What to do.
Search the entries for lines with the string "start" and say how many there are, giving only the number.
————————
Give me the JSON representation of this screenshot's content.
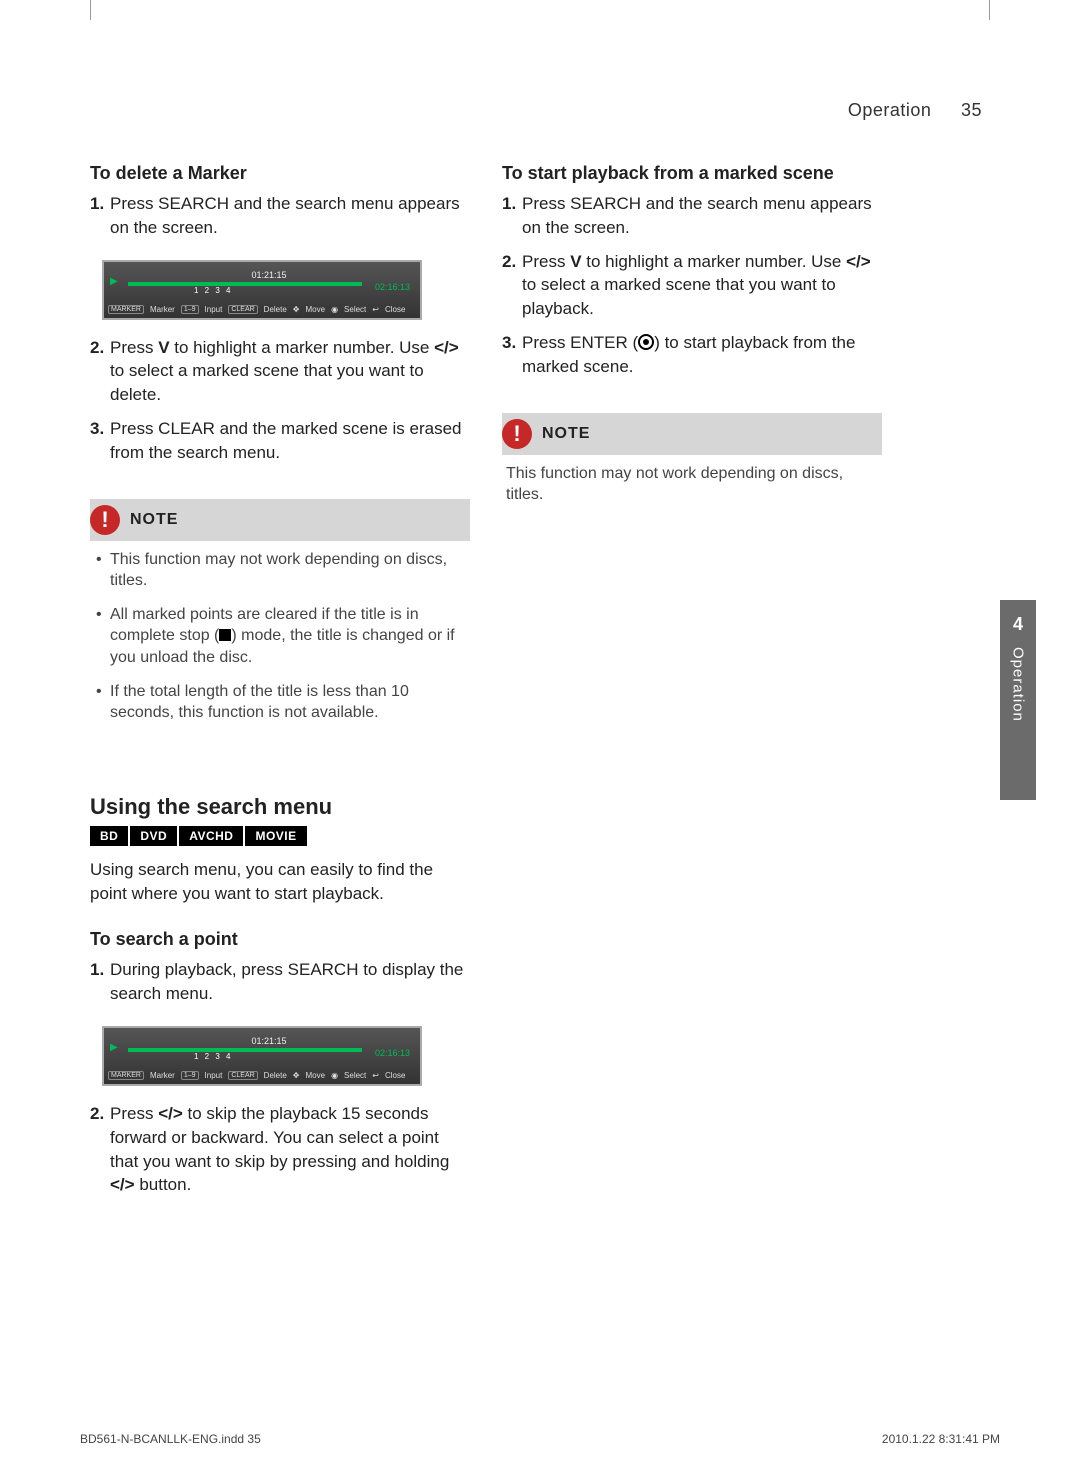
{
  "header": {
    "section": "Operation",
    "page": "35"
  },
  "sidetab": {
    "num": "4",
    "label": "Operation"
  },
  "left": {
    "h1": "To delete a Marker",
    "s1_num": "1.",
    "s1": "Press SEARCH and the search menu appears on the screen.",
    "shot": {
      "cur": "01:21:15",
      "end": "02:16:13",
      "markers": "1 2 3 4",
      "c_marker": "Marker",
      "c_input": "Input",
      "c_delete": "Delete",
      "c_move": "Move",
      "c_select": "Select",
      "c_close": "Close",
      "b_marker": "MARKER",
      "b_num": "1–9",
      "b_clear": "CLEAR"
    },
    "s2_num": "2.",
    "s2a": "Press ",
    "s2b": " to highlight a marker number. Use ",
    "s2c": " to select a marked scene that you want to delete.",
    "s3_num": "3.",
    "s3": "Press CLEAR and the marked scene is erased from the search menu.",
    "note_title": "NOTE",
    "note1": "This function may not work depending on discs, titles.",
    "note2a": "All marked points are cleared if the title is in complete stop (",
    "note2b": ") mode, the title is changed or if you unload the disc.",
    "note3": "If the total length of the title is less than 10 seconds, this function is not available.",
    "sec_title": "Using the search menu",
    "badges": {
      "bd": "BD",
      "dvd": "DVD",
      "avchd": "AVCHD",
      "movie": "MOVIE"
    },
    "sec_body": "Using search menu, you can easily to find the point where you want to start playback.",
    "h2": "To search a point",
    "p1_num": "1.",
    "p1": "During playback, press SEARCH to display the search menu.",
    "p2_num": "2.",
    "p2a": "Press ",
    "p2b": " to skip the playback 15 seconds forward or backward. You can select a point that you want to skip by pressing and holding ",
    "p2c": " button."
  },
  "right": {
    "h1": "To start playback from a marked scene",
    "s1_num": "1.",
    "s1": "Press SEARCH and the search menu appears on the screen.",
    "s2_num": "2.",
    "s2a": "Press ",
    "s2b": " to highlight a marker number. Use ",
    "s2c": " to select a marked scene that you want to playback.",
    "s3_num": "3.",
    "s3a": "Press ENTER (",
    "s3b": ") to start playback from the marked scene.",
    "note_title": "NOTE",
    "note1": "This function may not work depending on discs, titles."
  },
  "footer": {
    "file": "BD561-N-BCANLLK-ENG.indd   35",
    "stamp": "2010.1.22   8:31:41 PM"
  }
}
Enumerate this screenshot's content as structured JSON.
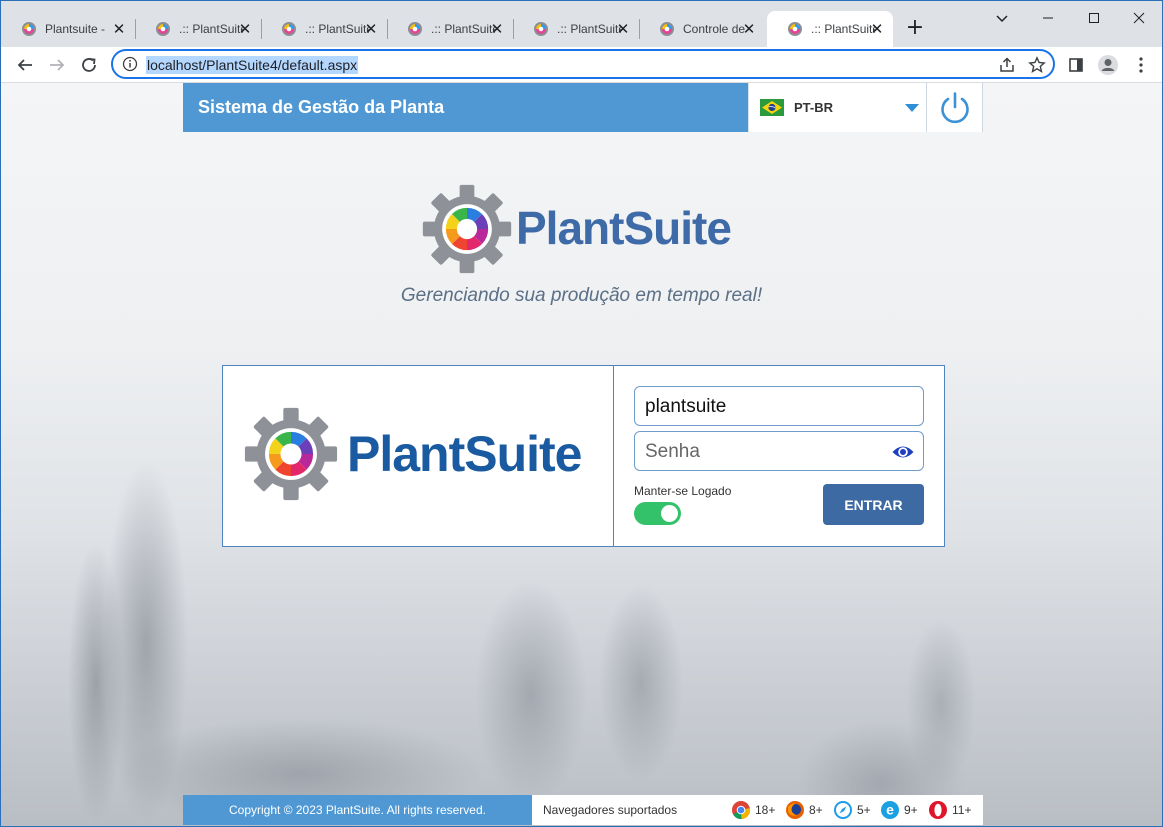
{
  "browser": {
    "tabs": [
      {
        "title": "Plantsuite - "
      },
      {
        "title": ".:: PlantSuite"
      },
      {
        "title": ".:: PlantSuite"
      },
      {
        "title": ".:: PlantSuite"
      },
      {
        "title": ".:: PlantSuite"
      },
      {
        "title": "Controle de "
      },
      {
        "title": ".:: PlantSuite"
      }
    ],
    "active_tab_index": 6,
    "url": "localhost/PlantSuite4/default.aspx"
  },
  "header": {
    "title": "Sistema de Gestão da Planta",
    "language": "PT-BR"
  },
  "hero": {
    "brand": "PlantSuite",
    "tagline": "Gerenciando sua produção em tempo real!"
  },
  "login": {
    "brand": "PlantSuite",
    "username_value": "plantsuite",
    "password_placeholder": "Senha",
    "keep_logged_label": "Manter-se Logado",
    "keep_logged_on": true,
    "submit_label": "ENTRAR"
  },
  "footer": {
    "copyright": "Copyright © 2023 PlantSuite. All rights reserved.",
    "browsers_label": "Navegadores suportados",
    "browsers": [
      {
        "name": "chrome-icon",
        "version": "18+"
      },
      {
        "name": "firefox-icon",
        "version": "8+"
      },
      {
        "name": "safari-icon",
        "version": "5+"
      },
      {
        "name": "ie-icon",
        "version": "9+"
      },
      {
        "name": "opera-icon",
        "version": "11+"
      }
    ]
  },
  "colors": {
    "header_blue": "#4f98d4",
    "brand_blue": "#1a5aa0",
    "button_blue": "#3d6aa3",
    "toggle_green": "#33c26a"
  }
}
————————
Final answer.
3